Review: Fiddler on the Roof

Drama Soc hit the high notes with their end of term musical spectacular. reviews

Image: Nicholas Atherton

Venue: The Drama Barn


In Week 9, DramaSoc produced a four-night run of the 1964 musical Fiddler on the Roof in the DramaSoc Drama Barn. The musical tells the tale of Anatevka, a little Russian town governed by tradition, and the family of the Jewish milkman Tevye (Peter May). Despite the challenges of mounting a production of such scale in the confined space of the Drama Barn, the small area heightened the intimacy of the setting, drawing the audience into Tevye’s household.

The heart of the narrative revolves around the marriages of his three eldest daughters, each of which forces Tevye to challenge his own beliefs and traditions. Tzeitel (Jess Corner) defies the matchmaker’s suggestions in favour of her childhood friend Motel the tailor (Leo Clasen), while Hodel (Andreane Rellou) falls in love with the student Perchik (Jacob Ashbridge) and leaves the village to stay with him. This scene of parting between Hodel and her daughter had audience members (and, by some reports, cast members) in tears.

The most moving of the three girls’ stories is without a doubt the romance between Chavaleh (Jessy Roberts) and Fyedka (Jacob Taylor), a Christian. Director Carrie Morrison added scenes which silently illustrated their blossoming relationship and there was a quiet authenticity to the developing arc of their romance; the sharp contrast between this and Chavaleh’s confrontation with her father was striking. The heartwrenching parting of Chavaleh from her family caused tears to flow in the audience, backstage, and by the final night onstage as well.

The entire cast was exceedingly talented, tackling demanding music and characters. Cast valiantly strove with the effort of maintaining a Russian accent, both spoken and sung – some with more success than others – but there was nonetheless some extremely diverting background acting, amusing multi-rolling, and several standout performances.

Peter May was more than equal to the challenges presented by the complex character of Tevye, garnering uproarious laughter with the character’s dry wit, as well as convincingly portraying the emotional turmoil that accompanied his daughters’ choices of husband.
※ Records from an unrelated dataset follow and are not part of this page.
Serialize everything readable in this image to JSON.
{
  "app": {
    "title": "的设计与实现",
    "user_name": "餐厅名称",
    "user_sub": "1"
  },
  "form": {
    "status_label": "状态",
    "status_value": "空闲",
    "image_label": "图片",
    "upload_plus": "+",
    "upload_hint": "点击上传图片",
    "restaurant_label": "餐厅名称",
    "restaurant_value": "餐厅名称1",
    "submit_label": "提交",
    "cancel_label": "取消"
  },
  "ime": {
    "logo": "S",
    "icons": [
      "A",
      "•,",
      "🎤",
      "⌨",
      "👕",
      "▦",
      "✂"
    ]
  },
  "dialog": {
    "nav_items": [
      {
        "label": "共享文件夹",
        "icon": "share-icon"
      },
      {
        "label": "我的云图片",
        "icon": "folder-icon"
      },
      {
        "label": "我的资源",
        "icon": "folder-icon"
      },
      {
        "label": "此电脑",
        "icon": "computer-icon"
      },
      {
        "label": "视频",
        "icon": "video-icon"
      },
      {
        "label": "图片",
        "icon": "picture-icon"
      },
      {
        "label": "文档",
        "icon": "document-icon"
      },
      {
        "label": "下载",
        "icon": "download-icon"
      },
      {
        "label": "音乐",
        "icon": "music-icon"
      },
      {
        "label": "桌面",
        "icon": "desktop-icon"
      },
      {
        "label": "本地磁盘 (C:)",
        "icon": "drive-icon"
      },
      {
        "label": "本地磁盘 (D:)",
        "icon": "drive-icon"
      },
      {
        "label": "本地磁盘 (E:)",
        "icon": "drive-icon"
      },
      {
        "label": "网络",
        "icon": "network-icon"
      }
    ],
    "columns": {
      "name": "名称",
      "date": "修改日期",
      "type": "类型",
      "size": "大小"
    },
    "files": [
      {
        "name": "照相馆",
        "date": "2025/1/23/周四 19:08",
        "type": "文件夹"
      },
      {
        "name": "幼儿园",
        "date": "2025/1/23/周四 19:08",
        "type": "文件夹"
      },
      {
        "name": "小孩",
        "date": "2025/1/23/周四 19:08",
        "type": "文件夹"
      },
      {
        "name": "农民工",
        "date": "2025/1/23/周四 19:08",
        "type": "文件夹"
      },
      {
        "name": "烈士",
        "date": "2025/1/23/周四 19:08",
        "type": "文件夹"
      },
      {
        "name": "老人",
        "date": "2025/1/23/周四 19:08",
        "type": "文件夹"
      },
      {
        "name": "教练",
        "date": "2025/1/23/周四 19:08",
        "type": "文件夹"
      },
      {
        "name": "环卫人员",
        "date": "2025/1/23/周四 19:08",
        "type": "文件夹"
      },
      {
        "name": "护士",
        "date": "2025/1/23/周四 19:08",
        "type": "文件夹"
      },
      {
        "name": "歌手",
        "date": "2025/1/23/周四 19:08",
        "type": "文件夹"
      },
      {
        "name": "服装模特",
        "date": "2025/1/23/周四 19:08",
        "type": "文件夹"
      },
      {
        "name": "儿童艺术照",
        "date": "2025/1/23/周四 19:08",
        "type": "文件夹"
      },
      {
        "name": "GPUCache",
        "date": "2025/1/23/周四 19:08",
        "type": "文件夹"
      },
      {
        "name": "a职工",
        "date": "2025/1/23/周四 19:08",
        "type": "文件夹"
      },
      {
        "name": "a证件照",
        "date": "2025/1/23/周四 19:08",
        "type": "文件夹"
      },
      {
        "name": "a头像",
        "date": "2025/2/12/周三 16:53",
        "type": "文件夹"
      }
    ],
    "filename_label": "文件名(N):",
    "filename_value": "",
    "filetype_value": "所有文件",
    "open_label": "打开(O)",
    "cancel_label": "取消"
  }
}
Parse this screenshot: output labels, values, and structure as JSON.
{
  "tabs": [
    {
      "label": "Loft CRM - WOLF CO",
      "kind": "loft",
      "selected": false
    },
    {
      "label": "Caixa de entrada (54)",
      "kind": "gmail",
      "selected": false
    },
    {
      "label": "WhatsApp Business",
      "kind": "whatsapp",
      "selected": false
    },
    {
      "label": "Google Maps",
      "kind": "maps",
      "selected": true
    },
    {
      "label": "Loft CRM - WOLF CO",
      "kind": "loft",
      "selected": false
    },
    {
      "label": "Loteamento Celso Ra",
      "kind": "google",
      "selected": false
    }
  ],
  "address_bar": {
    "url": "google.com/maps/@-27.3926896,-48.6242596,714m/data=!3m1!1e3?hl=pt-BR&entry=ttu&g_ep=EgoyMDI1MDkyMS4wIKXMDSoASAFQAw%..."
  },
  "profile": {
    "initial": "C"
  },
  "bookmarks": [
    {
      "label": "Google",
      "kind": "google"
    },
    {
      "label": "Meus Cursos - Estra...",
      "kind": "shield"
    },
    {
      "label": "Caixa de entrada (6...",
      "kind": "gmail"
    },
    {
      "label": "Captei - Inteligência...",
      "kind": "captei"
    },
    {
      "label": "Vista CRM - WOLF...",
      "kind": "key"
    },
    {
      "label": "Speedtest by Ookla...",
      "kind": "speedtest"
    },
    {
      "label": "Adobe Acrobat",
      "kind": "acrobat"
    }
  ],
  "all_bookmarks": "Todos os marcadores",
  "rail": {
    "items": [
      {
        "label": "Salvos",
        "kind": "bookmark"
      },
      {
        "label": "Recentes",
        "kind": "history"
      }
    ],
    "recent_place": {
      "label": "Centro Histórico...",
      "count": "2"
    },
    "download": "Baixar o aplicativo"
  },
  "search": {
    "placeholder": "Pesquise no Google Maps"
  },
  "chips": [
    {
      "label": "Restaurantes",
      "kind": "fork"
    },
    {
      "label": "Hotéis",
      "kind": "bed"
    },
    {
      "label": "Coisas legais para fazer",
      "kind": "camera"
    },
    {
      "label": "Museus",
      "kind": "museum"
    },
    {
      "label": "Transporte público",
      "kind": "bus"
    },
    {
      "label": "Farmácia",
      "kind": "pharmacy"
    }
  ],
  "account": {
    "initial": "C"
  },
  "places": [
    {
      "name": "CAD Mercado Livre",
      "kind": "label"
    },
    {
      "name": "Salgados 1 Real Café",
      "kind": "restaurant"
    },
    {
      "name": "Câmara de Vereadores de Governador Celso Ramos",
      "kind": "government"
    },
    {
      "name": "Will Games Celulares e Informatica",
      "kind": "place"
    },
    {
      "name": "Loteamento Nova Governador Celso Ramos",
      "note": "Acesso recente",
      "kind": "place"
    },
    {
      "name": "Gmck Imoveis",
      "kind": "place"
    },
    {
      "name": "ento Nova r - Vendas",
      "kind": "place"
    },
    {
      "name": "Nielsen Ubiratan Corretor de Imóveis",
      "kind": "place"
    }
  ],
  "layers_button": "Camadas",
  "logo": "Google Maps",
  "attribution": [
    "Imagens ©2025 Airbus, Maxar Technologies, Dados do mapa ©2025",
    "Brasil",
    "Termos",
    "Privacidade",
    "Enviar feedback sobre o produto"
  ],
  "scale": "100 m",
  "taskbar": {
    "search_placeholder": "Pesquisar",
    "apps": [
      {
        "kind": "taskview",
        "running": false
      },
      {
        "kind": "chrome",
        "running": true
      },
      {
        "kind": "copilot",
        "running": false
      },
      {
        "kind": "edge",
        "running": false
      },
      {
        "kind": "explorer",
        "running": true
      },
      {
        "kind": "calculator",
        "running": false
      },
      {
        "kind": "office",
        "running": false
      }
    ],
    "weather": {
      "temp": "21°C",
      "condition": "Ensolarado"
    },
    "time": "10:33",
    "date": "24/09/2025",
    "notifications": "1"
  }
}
His wife Golde (Rowan Kitchen) matches and balances Tevye’s character: overbearing and dominant where he is quiet and introspective, but self-aware and subtle when he is angry and overwrought.

In ‘Tevye’s Dream’, the terrifying spectre of Fruma-Sarah (Katherine Johnston) left the audience shaking and flinching away – how such a strong vocal performance was melded with such a demonic screech continues to bewilder and amaze me. Lazar Wolf (Alex McLintock) proved to be another scene-stealer, especially in the clamorous but tuneful chorus number ‘To Life’, his bombastic personality matched only by the eccentricity of the matchmaker Yente (Katie Fozzard).

The production was brought together by strong and invigorating vocal performances, including spine-chilling harmonies that stood out in the calmer numbers ‘Sabbath Prayer’ and ‘Sunrise, Sunset’. Chorus numbers ‘Tradition’ and ‘Anatevka’ began and ended the performances on a strong (and tuneful) note, while Leo Clasen should be commended for his powerful rendition of the joyful solo ‘Miracle of Miracles’. I was pleased and impressed by the inclusion of live band, conducted by Alex Davison, which offered a necessary versatility and spirit to the music.

Ellen Collier’s choreography was varied throughout, offering striking difference in chorus numbers between the bustling town of Anatevka in ‘Tradition’ and the subtle movement of ‘Sunrise, Sunset’. Smaller solo numbers were often given over to free movement by the characters on stage and a greater focus on the vocals, which mostly worked, only occasionally feeling underdeveloped. Again, the small space offered itself towards more subtle performances here. Highlights included the bottle-balancing display in ‘Wedding Dance’, the drunken chaos of ‘To Life’, and Jessy Roberts’ lyrical performance in ‘Chavaleh’.

Despite the occasional number that seemed underdeveloped and a few immersion slaughtering accent slips, each individual’s performance succeeded in reducing the audience to tears of laughter and sorrow. Fiddler on the Roof is an incredibly moving musical, one which requires immense talent to carry out with success. Nonetheless, this dedicated cast and crew proved equal to the challenge, and created a show that will be remembered for years to come.

One comment

  1. “Fiddler on the Rood”